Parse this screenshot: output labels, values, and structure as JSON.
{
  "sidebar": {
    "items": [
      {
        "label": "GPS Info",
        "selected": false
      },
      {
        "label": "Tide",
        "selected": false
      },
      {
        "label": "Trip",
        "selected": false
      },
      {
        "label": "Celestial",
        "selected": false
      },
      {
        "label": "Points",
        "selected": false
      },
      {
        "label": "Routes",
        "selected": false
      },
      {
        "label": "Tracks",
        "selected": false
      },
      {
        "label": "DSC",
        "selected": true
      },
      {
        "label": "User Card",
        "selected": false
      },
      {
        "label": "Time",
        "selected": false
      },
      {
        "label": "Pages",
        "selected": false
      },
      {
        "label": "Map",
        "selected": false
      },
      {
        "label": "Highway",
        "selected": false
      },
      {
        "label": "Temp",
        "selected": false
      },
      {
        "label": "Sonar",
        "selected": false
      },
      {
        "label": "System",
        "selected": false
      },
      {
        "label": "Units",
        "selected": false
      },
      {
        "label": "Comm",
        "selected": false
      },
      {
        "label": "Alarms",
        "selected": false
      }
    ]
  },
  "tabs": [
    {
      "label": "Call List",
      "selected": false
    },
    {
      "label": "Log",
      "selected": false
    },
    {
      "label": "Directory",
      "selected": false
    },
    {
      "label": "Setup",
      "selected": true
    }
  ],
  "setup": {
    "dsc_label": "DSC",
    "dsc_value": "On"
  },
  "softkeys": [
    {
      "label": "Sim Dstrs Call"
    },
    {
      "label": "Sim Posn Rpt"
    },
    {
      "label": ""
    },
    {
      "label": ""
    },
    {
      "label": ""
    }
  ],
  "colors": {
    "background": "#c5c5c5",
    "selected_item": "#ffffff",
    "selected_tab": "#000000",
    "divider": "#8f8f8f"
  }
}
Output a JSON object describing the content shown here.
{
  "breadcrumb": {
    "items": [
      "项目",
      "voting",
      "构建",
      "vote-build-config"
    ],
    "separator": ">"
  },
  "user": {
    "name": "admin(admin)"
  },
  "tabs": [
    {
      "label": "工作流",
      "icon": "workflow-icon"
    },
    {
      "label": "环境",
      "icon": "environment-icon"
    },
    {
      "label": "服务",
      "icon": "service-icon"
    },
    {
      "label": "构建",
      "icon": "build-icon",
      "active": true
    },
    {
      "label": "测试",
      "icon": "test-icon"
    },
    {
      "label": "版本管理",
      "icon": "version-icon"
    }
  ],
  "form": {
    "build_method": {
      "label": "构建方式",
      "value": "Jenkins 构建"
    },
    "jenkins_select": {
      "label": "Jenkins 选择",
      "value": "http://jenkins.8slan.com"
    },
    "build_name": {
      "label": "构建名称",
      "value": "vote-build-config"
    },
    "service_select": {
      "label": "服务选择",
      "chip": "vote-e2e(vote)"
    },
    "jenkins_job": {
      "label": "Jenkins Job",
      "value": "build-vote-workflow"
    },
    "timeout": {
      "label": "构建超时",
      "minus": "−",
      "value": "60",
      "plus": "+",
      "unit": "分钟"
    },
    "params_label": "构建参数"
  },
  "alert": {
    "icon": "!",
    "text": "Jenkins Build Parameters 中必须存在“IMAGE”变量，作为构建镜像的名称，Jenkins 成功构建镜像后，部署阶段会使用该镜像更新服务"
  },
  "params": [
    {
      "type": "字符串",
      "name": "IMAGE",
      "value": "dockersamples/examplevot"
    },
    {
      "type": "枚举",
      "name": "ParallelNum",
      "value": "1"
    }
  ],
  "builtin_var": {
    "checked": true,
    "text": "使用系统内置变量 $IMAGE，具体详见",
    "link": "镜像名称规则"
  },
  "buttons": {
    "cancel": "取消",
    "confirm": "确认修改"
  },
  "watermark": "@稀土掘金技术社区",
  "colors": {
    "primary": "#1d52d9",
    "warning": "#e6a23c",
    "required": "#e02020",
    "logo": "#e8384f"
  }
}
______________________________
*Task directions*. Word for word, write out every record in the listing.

*Solution for this task*.
Parse this screenshot: output labels, values, and structure as JSON.
{
  "sidebar": {
    "items": [
      {
        "label": "GPS Info",
        "selected": false
      },
      {
        "label": "Tide",
        "selected": false
      },
      {
        "label": "Trip",
        "selected": false
      },
      {
        "label": "Celestial",
        "selected": false
      },
      {
        "label": "Points",
        "selected": false
      },
      {
        "label": "Routes",
        "selected": false
      },
      {
        "label": "Tracks",
        "selected": false
      },
      {
        "label": "DSC",
        "selected": true
      },
      {
        "label": "User Card",
        "selected": false
      },
      {
        "label": "Time",
        "selected": false
      },
      {
        "label": "Pages",
        "selected": false
      },
      {
        "label": "Map",
        "selected": false
      },
      {
        "label": "Highway",
        "selected": false
      },
      {
        "label": "Temp",
        "selected": false
      },
      {
        "label": "Sonar",
        "selected": false
      },
      {
        "label": "System",
        "selected": false
      },
      {
        "label": "Units",
        "selected": false
      },
      {
        "label": "Comm",
        "selected": false
      },
      {
        "label": "Alarms",
        "selected": false
      }
    ]
  },
  "tabs": [
    {
      "label": "Call List",
      "selected": false
    },
    {
      "label": "Log",
      "selected": false
    },
    {
      "label": "Directory",
      "selected": false
    },
    {
      "label": "Setup",
      "selected": true
    }
  ],
  "setup": {
    "dsc_label": "DSC",
    "dsc_value": "On"
  },
  "softkeys": [
    {
      "label": "Sim Dstrs Call"
    },
    {
      "label": "Sim Posn Rpt"
    },
    {
      "label": ""
    },
    {
      "label": ""
    },
    {
      "label": ""
    }
  ],
  "colors": {
    "background": "#c5c5c5",
    "selected_item": "#ffffff",
    "selected_tab": "#000000",
    "divider": "#8f8f8f"
  }
}
Output a JSON object describing the content shown here.
{
  "breadcrumb": {
    "items": [
      "项目",
      "voting",
      "构建",
      "vote-build-config"
    ],
    "separator": ">"
  },
  "user": {
    "name": "admin(admin)"
  },
  "tabs": [
    {
      "label": "工作流",
      "icon": "workflow-icon"
    },
    {
      "label": "环境",
      "icon": "environment-icon"
    },
    {
      "label": "服务",
      "icon": "service-icon"
    },
    {
      "label": "构建",
      "icon": "build-icon",
      "active": true
    },
    {
      "label": "测试",
      "icon": "test-icon"
    },
    {
      "label": "版本管理",
      "icon": "version-icon"
    }
  ],
  "form": {
    "build_method": {
      "label": "构建方式",
      "value": "Jenkins 构建"
    },
    "jenkins_select": {
      "label": "Jenkins 选择",
      "value": "http://jenkins.8slan.com"
    },
    "build_name": {
      "label": "构建名称",
      "value": "vote-build-config"
    },
    "service_select": {
      "label": "服务选择",
      "chip": "vote-e2e(vote)"
    },
    "jenkins_job": {
      "label": "Jenkins Job",
      "value": "build-vote-workflow"
    },
    "timeout": {
      "label": "构建超时",
      "minus": "−",
      "value": "60",
      "plus": "+",
      "unit": "分钟"
    },
    "params_label": "构建参数"
  },
  "alert": {
    "icon": "!",
    "text": "Jenkins Build Parameters 中必须存在“IMAGE”变量，作为构建镜像的名称，Jenkins 成功构建镜像后，部署阶段会使用该镜像更新服务"
  },
  "params": [
    {
      "type": "字符串",
      "name": "IMAGE",
      "value": "dockersamples/examplevot"
    },
    {
      "type": "枚举",
      "name": "ParallelNum",
      "value": "1"
    }
  ],
  "builtin_var": {
    "checked": true,
    "text": "使用系统内置变量 $IMAGE，具体详见",
    "link": "镜像名称规则"
  },
  "buttons": {
    "cancel": "取消",
    "confirm": "确认修改"
  },
  "watermark": "@稀土掘金技术社区",
  "colors": {
    "primary": "#1d52d9",
    "warning": "#e6a23c",
    "required": "#e02020",
    "logo": "#e8384f"
  }
}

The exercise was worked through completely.